> EXERCISE DETAILS: Each record needs to be echoed exactly; can you do that?

(Collected data entries)
= = = = = = =
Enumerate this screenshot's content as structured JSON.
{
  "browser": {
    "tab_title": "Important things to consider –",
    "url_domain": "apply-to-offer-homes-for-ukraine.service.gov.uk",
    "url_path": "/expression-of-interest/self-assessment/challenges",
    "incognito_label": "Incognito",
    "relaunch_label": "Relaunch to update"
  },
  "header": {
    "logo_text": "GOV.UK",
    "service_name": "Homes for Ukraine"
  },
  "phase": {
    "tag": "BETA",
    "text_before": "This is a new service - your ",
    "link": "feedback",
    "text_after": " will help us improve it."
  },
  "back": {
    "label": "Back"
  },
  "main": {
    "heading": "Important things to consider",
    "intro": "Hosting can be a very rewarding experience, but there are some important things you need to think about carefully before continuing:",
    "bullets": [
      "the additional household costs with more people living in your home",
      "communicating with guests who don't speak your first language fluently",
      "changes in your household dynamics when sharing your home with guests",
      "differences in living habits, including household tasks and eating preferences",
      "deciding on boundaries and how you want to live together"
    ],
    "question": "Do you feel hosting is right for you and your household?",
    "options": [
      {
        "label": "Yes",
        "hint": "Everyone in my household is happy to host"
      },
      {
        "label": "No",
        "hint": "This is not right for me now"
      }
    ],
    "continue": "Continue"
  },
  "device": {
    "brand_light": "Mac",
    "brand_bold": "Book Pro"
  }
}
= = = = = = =
> OUTPUT FOR THIS EXERCISE:
Enumerate this screenshot's content as structured JSON.
{
  "browser": {
    "tab_title": "Important things to consider –",
    "url_domain": "apply-to-offer-homes-for-ukraine.service.gov.uk",
    "url_path": "/expression-of-interest/self-assessment/challenges",
    "incognito_label": "Incognito",
    "relaunch_label": "Relaunch to update"
  },
  "header": {
    "logo_text": "GOV.UK",
    "service_name": "Homes for Ukraine"
  },
  "phase": {
    "tag": "BETA",
    "text_before": "This is a new service - your ",
    "link": "feedback",
    "text_after": " will help us improve it."
  },
  "back": {
    "label": "Back"
  },
  "main": {
    "heading": "Important things to consider",
    "intro": "Hosting can be a very rewarding experience, but there are some important things you need to think about carefully before continuing:",
    "bullets": [
      "the additional household costs with more people living in your home",
      "communicating with guests who don't speak your first language fluently",
      "changes in your household dynamics when sharing your home with guests",
      "differences in living habits, including household tasks and eating preferences",
      "deciding on boundaries and how you want to live together"
    ],
    "question": "Do you feel hosting is right for you and your household?",
    "options": [
      {
        "label": "Yes",
        "hint": "Everyone in my household is happy to host"
      },
      {
        "label": "No",
        "hint": "This is not right for me now"
      }
    ],
    "continue": "Continue"
  },
  "device": {
    "brand_light": "Mac",
    "brand_bold": "Book Pro"
  }
}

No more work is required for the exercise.